This is definitely one of my favorite boyhood memories. I remember standing in
Church at Boy’s Brigade Bible Studies, on Sunday afternoons, singing this old hymn and
thinking about the fact that Jesus really does care about boys like me – what greater
‘care’ could there be than to have The Son of God come to this earth and give His life
to save those like myself whose lives were bound for a lost eternity!
The man who wrote this hymn, Joseph Scriven, a young Northern Ireland man, lived in
Banbridge, a town in county Down, a county in which my family and I lived for some
years. He completed his college education in 1844 having spent some four years at
Trinity College in Dublin, Southern Ireland. He returned home to marry his sweetheart,
but upon his arrival home he was told that his fiancé had just died in a tragic accident.
Later on Scriven went to Canada and, while there, he fell in love again. But almost
unbelievably she too became dangerously ill and died just weeks before their marriage!
Stricken with grief, but standing firm in his faith in Jesus, Scriven wrote home to his mother
in Ireland describing this second tragedy. In that letter he wrote of how his deep faith
in Jesus had helped him get through the loss of his two loved ones.
One biographer wrote, ‘Instead of believing God was punishing him, Scriven
clung to God – his Solid Rock’. In that same letter to his mother Scriven included a
poem he had written.
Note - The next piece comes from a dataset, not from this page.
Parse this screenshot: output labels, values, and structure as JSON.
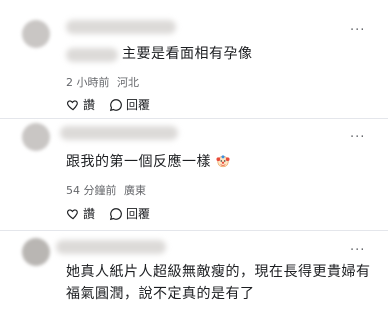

He titled it, ‘Pray Without Ceasing’. That poem was published
anonymously under that same title in a local newspaper in Northern Ireland. Some
years later, in 1868, an attorney named Charles Converse set the words of Scriven’s poem to
music, changing the title to ‘What a Friend We Have in Jesus’.
Joseph Medlicott Scriven, settled in Ontario, Canada in a town called Bewdley,
situated near to Rice Lake, where he preached and taught, writing also some 115
more hymns. Sadly, on August 10th, 1886, Scriven drowned while swimming in that
same Lake Rice he had swum in many times before. However, that hymn, along with
the memory of its writer, still lives on, being sung until this very day in churches all
across the world.